n. pl. lives(līvz)
a. The property or quality that distinguishes living organisms from dead organisms and inanimate matter, manifested in functions such as metabolism, growth, reproduction, and response to stimuli or adaptation to the environment originating from within the organism.
b. The characteristic state or condition of a living organism.
2. Living organisms considered as a group: plant life; marine life.
3. A living being, especially a person: an earthquake that claimed hundreds of lives.
4. The physical, mental, and spiritual experiences that constitute existence: the artistic life of a writer.
a. The interval of time between birth and death: She led a good, long life.
b. The interval of time between one's birth and the present: has had hay fever all his life.
c. A particular segment of one's life: my adolescent life.
d. The period from an occurrence until death: elected for life; paralyzed for life.
e. Slang A sentence of imprisonment lasting till death.
6. The time for which something exists or functions: the useful life of a car.
7. A spiritual state regarded as a transcending of corporeal death.
8. An account of a person's life; a biography.
9. Human existence, relationships, or activity in general: real life; everyday life.
a. A manner of living: led a hard life.
b. A specific, characteristic manner of existence. Used of inanimate objects: “Great institutions seem to have a life of their own, independent of those who run them” (New Republic).
c. The activities and interests of a particular area or realm: musical life in New York.
a. A source of vitality; an animating force: She's the life of the show.
b. Liveliness or vitality; animation: a face that is full of life.
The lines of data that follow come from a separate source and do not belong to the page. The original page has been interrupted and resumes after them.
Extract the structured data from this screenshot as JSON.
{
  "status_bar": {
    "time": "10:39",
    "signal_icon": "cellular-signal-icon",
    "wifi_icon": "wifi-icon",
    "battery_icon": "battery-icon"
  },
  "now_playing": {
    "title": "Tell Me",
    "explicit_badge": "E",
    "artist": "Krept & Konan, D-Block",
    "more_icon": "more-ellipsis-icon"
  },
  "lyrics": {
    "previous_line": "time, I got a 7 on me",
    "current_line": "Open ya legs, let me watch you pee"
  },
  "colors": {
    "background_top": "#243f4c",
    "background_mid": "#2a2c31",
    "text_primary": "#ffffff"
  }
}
a. Something that actually exists regarded as a subject for an artist: painted from life.
b. Actual environment or reality; nature.
1. Of or relating to animate existence; involved in or necessary for living: life processes.
2. Continuing for a lifetime; lifelong: life partner; life imprisonment.
3. Using a living model as a subject for an artist: a life sculpture.
as big as life
2. Actually present.
bring to life
1. To cause to regain consciousness.
2. To put spirit into; animate.
3. To make lifelike.
come to life
To become animated; grow excited.
for dear life
Desperately or urgently: I ran for dear life when I saw the tiger.
Till the end of one's life.
for the life of (one)
Though trying hard: For the life of me I couldn't remember his name.
not on your life Informal
Absolutely not; not for any reason whatsoever.
take (one's) life
To kill oneself; die by suicide.
take (one's) life in (one's) hands
To take a dangerous risk.
take (someone's) life
To kill someone.
the good life
A wealthy, luxurious way of living.
the life of Riley Informal
An easy life.
the life of the party Informal
An animated, amusing person who is the center of attention at a social gathering.
to save (one's) life
No matter how hard one tries: He can't ski to save his life.
true to life
Conforming to reality.
[Middle English, from Old English līf; see leip- in the Appendix of Indo-European roots.]
The American Heritage® Dictionary of the English Language, Fifth Edition copyright ©2022 by HarperCollins Publishers. All rights reserved.
Indo-European & Semitic Roots Appendices
Thousands of entries in the dictionary include etymologies that trace their origins back to reconstructed proto-languages. You can obtain more information about these forms in our online appendices:
The Indo-European appendix covers nearly half of the Indo-European roots that have left their mark on English words. A more complete treatment of Indo-European roots and the English words derived from them is available in our Dictionary of Indo-European Roots.